U.S. Army Delays Ground Combat Vehicle Program

On Aug. 25, 2010, the U.S. Army announced cancellation of the original solicitation for its Ground Combat Vehicle (GCV) program. The decision, which followed a comprehensive review of its Ground Combat Vehicle program, will lead to a release of a revised Request for Proposals (RFP) that “’will better ensure an achievable, affordable and timely infantry fighting vehicle.”

According to a Department of Defense release, the GCV program review “was conducted by both the Army and Office of Secretary of Defense, Acquisition, Technology and Logistics (OSD (AT&L)) as part of a continuing effort to ensure that all Army acquisitions effectively and affordably meet the needs of our soldiers. The contract cancellation was made at the earliest stage of the acquisition process, resulting in up to a six month delay of the program, which will best ensure the long-term success of the Ground Combat Vehicle program by better aligning vehicle capabilities with the anticipated needs of future combat operations.”

“In May 2010, the Army partnered with OSD (AT&L) to conduct a thorough study of the Ground Combat Vehicle program, referred to as a Red Team analysis. The Red Team review recommended that the Army prioritize the planned vehicle’s capabilities to meet achievable goals within the program’s acquisition schedule,” it read. “This holistic review included an examination of vehicle capabilities, operational needs, the acquisition strategy, program schedule and technology readiness.”

In conjunction with the Red Team recommendations, the Army has determined that it must revise the acquisition strategy to focus on mature technologies in order to reduce significant developmental risk over a seven year schedule following the initial contract award.
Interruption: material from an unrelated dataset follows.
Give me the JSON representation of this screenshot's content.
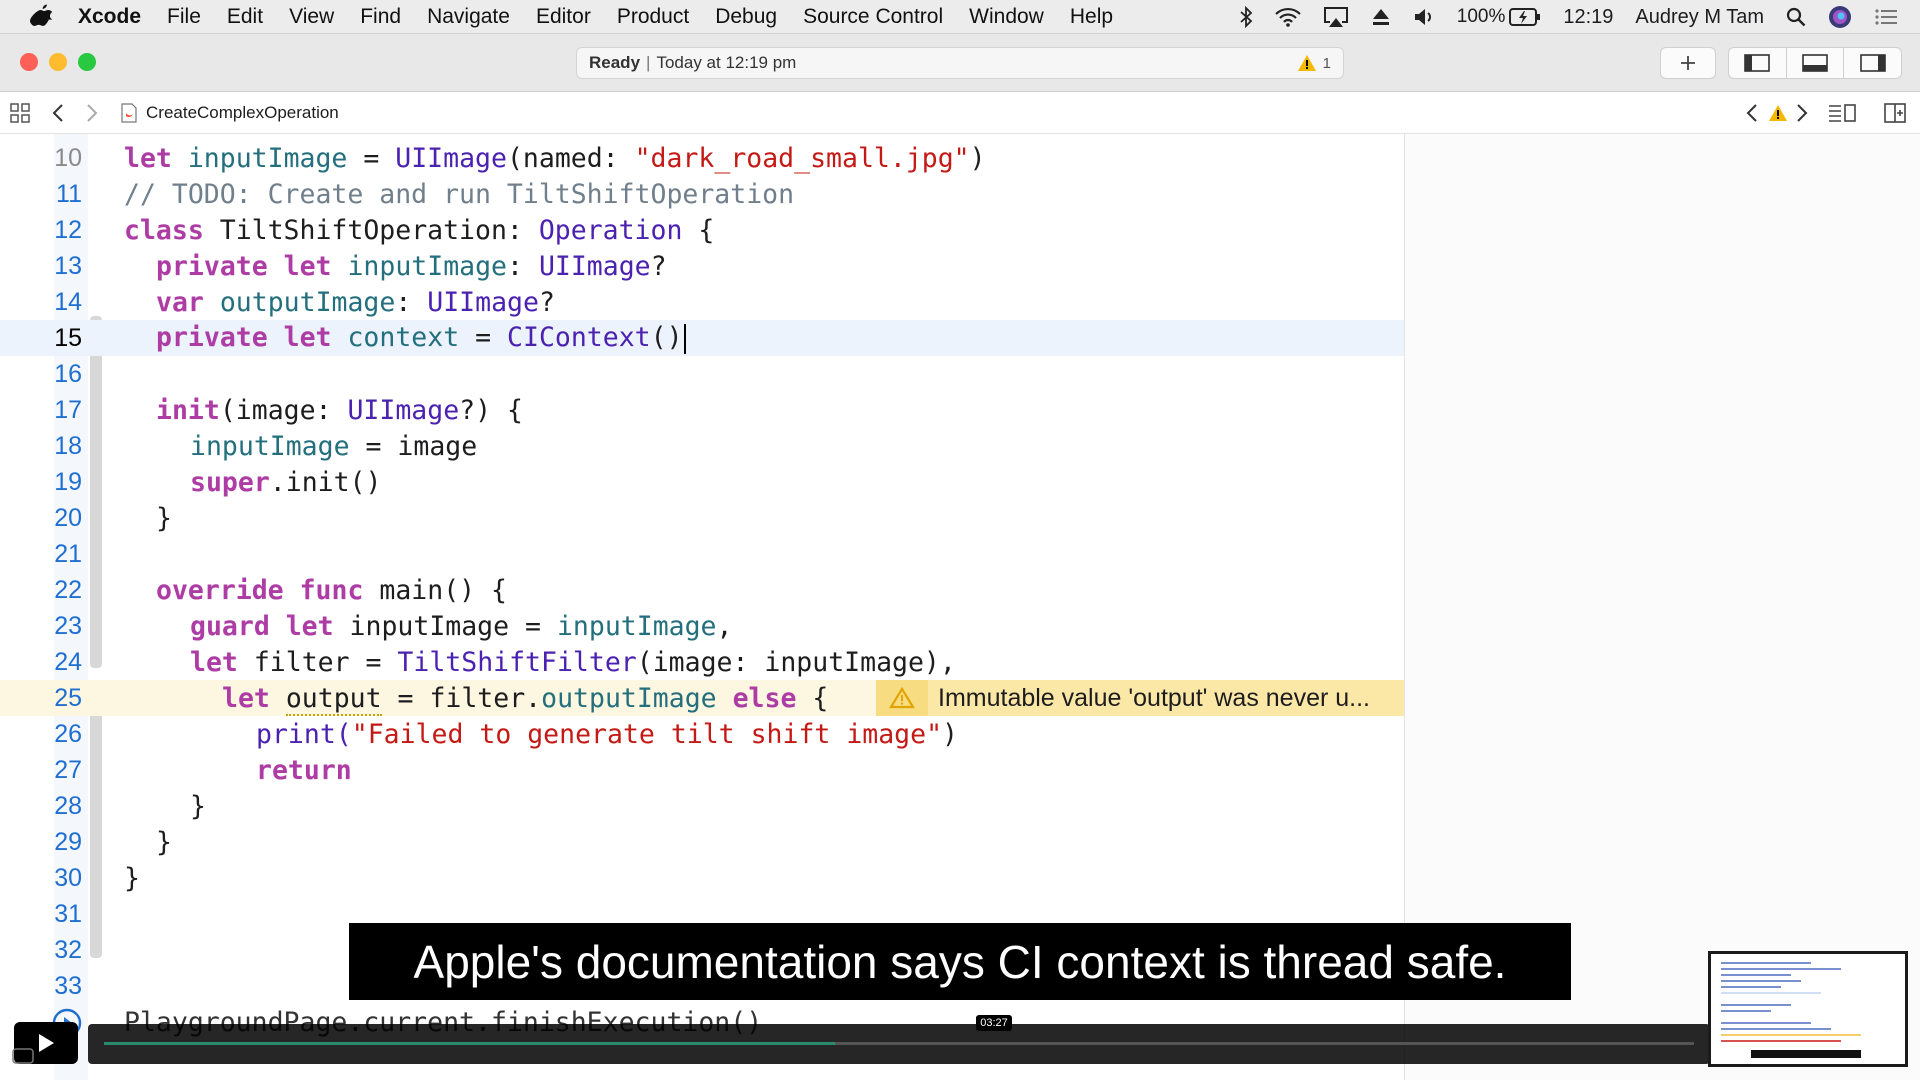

Adding that details of the specific RFP changes are still being finalized, the release noted that the Army anticipates issuing the new solicitation within the next 60 days.
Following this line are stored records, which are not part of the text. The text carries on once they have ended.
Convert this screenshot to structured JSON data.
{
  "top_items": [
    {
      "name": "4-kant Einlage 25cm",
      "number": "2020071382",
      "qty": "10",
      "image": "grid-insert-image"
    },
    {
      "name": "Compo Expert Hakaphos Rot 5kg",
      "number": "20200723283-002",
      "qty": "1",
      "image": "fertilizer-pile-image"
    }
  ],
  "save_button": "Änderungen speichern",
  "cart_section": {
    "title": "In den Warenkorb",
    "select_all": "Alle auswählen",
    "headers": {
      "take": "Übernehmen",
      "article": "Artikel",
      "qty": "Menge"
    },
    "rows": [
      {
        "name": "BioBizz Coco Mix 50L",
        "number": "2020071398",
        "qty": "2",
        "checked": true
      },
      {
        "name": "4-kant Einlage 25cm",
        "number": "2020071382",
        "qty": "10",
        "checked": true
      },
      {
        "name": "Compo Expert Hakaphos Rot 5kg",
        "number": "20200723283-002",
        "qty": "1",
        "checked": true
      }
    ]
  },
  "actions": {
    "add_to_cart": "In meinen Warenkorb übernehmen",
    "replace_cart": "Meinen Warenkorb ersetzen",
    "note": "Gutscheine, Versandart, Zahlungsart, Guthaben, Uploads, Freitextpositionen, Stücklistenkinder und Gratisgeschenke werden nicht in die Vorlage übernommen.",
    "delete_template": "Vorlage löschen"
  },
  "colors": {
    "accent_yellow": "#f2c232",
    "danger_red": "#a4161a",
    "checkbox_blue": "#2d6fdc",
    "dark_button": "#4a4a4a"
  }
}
Scott Gourley is a former U.S. Army officer and the author of more than 1,500...